We don’t have the funds to launch in every country at the same time. We’ve shown it in festivals and launched in Australia in December.

We launched in Lebanon on April 9 – one night, 12 cinemas and had a virtual global watch party on the same day. We opened it online with a private screening code w?here everyone could watch in their time zones and see opening speeches, the film and the Q & A. They were able to be part of the experience.

We hope that will bring in half a million viewers if the diaspora spreads the word. We want people to watch from Brazil, Montreal, Amsterdam, Los Angeles, Boston, Amsterdam, everywhere. We are trying to get to as many Lebanese as we can before the election.

How much difference will voting make?

If we assume everything has to happen now, we are setting ourselves up for failure. The change we need can’t happen in one election. Change doesn’t happen like that unless you have bloodshed and war. We don’t want that. We have to learn to be patient while we push the needle. We’ve got to think long-term.

For Lebanese in the diaspora, they have nothing to lose by voting. Why not vote? By not voting you will be giving away your power.

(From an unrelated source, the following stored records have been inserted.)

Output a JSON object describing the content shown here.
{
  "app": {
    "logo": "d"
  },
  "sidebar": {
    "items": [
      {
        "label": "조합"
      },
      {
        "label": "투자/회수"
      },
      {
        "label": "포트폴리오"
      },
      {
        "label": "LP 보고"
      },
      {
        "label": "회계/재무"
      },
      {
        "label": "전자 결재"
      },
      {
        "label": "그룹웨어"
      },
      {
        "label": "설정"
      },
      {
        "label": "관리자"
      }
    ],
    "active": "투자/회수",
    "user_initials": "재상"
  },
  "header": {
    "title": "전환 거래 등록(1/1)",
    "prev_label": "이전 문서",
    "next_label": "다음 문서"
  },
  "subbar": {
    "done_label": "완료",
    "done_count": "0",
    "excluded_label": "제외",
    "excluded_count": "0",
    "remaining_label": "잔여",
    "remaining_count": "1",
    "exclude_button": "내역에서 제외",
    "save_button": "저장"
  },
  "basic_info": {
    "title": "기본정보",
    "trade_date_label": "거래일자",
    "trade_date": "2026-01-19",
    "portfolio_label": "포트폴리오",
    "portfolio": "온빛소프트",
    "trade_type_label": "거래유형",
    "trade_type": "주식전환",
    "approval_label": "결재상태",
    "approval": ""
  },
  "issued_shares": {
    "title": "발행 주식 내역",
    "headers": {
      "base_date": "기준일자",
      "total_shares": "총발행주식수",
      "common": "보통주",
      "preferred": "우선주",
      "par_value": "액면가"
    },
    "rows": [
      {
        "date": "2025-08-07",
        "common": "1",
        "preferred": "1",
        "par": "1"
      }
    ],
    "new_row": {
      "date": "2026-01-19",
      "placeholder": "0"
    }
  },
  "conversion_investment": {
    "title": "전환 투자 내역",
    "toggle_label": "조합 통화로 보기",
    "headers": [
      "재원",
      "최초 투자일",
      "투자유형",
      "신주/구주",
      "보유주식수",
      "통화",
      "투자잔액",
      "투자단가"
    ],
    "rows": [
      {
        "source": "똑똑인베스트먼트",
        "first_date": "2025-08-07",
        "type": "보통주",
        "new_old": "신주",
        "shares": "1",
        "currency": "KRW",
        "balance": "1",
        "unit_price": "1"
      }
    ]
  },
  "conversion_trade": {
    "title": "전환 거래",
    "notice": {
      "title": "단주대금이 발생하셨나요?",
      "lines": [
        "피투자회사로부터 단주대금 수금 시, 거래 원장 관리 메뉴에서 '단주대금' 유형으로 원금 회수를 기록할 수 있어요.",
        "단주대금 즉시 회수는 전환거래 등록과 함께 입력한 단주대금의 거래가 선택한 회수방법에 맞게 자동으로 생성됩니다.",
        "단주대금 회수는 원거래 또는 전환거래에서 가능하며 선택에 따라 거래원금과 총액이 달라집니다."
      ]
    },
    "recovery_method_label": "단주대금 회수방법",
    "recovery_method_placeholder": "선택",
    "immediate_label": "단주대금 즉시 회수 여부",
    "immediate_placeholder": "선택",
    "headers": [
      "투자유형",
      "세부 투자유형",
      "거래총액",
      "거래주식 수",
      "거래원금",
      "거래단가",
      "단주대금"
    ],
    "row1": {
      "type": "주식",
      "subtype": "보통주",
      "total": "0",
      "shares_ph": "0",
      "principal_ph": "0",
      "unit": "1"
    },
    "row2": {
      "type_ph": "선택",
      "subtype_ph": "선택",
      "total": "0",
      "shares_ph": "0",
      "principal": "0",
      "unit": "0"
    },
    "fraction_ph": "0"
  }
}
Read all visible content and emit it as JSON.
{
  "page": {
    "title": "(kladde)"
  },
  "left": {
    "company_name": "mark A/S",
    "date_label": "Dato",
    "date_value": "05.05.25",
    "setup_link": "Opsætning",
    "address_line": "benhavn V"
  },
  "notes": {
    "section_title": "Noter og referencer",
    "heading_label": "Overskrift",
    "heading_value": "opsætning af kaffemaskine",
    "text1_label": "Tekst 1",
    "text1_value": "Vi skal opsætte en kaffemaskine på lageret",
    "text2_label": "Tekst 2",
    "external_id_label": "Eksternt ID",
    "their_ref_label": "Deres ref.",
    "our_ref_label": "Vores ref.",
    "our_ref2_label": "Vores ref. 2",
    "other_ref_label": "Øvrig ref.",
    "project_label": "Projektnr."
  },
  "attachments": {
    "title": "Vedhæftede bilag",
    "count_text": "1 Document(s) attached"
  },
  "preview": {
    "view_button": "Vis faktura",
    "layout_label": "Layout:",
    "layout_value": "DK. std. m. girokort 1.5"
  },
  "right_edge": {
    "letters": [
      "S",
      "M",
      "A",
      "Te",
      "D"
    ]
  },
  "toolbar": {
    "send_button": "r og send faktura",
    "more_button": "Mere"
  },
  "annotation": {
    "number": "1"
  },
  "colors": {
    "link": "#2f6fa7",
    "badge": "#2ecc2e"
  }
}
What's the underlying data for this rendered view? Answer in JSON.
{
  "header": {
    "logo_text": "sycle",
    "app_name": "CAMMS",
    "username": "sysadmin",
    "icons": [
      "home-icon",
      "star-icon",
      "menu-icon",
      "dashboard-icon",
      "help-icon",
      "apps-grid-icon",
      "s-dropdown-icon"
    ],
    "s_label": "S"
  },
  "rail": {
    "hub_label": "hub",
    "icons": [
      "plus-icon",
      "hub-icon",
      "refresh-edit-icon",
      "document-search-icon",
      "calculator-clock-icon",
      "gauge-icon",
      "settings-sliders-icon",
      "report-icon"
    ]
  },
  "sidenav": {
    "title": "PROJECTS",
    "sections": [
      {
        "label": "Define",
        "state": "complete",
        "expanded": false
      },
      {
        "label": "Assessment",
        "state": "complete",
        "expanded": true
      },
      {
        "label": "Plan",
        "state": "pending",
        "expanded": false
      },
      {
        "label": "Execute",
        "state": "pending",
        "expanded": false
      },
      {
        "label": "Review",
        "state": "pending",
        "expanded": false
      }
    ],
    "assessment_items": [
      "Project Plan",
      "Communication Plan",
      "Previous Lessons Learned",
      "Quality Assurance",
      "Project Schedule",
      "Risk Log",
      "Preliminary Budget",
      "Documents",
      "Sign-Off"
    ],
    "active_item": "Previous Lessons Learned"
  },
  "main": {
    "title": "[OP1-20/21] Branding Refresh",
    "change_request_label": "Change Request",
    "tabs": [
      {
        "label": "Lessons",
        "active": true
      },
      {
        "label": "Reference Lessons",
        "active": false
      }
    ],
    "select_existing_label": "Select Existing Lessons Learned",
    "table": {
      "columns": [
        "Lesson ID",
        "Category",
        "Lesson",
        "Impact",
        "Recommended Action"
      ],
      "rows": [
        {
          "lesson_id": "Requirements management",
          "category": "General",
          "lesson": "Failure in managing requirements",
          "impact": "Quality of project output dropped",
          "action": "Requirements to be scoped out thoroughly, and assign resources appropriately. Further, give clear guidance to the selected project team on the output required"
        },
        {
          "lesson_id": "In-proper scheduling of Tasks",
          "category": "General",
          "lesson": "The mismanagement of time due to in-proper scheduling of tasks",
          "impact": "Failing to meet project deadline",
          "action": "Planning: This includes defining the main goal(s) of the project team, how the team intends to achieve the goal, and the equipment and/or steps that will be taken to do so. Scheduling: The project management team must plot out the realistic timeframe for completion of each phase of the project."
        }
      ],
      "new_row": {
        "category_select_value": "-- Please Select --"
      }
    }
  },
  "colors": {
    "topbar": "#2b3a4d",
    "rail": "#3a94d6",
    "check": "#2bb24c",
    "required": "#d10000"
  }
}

At the same time, this film will make the world take Lebanon’s problems far more seriously. Look what exposure did for the #MeToo movement. It would have been nothing if news about it hadn’t gotten around the world.


Besides positive critical acclaim, what’s been the reaction to your film so far?

In the Q & As after each screening, people come up to me and say, “Oh my God, I had no idea this is happening in Lebanon! How do I vote?

And not only immigrants. Second, third and fourth generation Lebanese are some of the most moved, young people in their 20s whose parents, grandparents and great grandparents came from Lebanon. They ask, “What can I do? How can I help?”


Tell me about you. Who is Daizy Gedeon?

I am a mother. I’m a journalist, I’m a writer, I’m a creative artist. I’m a business owner. I’m on a mission.

I’ve always believed something internally is driving me and I’ve always relied on my internal compass. I believe it is divinely led. Faith is important to me. I believe in God but I’m not necessarily religious.

I have a strong work ethic from my parents. They struggled after moving to Australia, working three jobs just to give us stability. They also taught me strong values, to be honest, humble and grateful.

I believe the world is what you want it to be. Nothing is impossible; you just have to be determined to achieve it. That’s why I believe we have to be determined as a country and as a people to make Lebanon what we want it to be. If we give up, all is lost. We are on a historic mission. This is an important moment in Lebanon’s history.

Why did you become a journalist?

I’ve always been a passionate lover of history. I love stories and I love facts. I’ve loved writing always. My English teacher in high school read one of my assignments and told me, “You have a real gift. You should consider a career I writing.” I followed that path and I loved it.

I could write articles or I could write books but fewer people are reading and I want to be able to reach people. That is why I made my first film.

Why is ENOUGH! important?

Beirut was once the Paris of the Middle East, but corruption has dimmed its light. Still Lebanese people are determined to be happy. They have a beautiful country but they do not even have the basics they need—a stable currency, electricity and water. There’s no safety. There’s garbage in the streets.

students from lebanon

In Lebanon, people are dying to live.

lebanon's revolution

I said to my kids, there is nothing more important I could be doing than this. There is nothing more important I could be doing with my life. This is what I stand for.



Interviewed by: Patricia Bitar Cherfan, Founder and Editor-in-Chief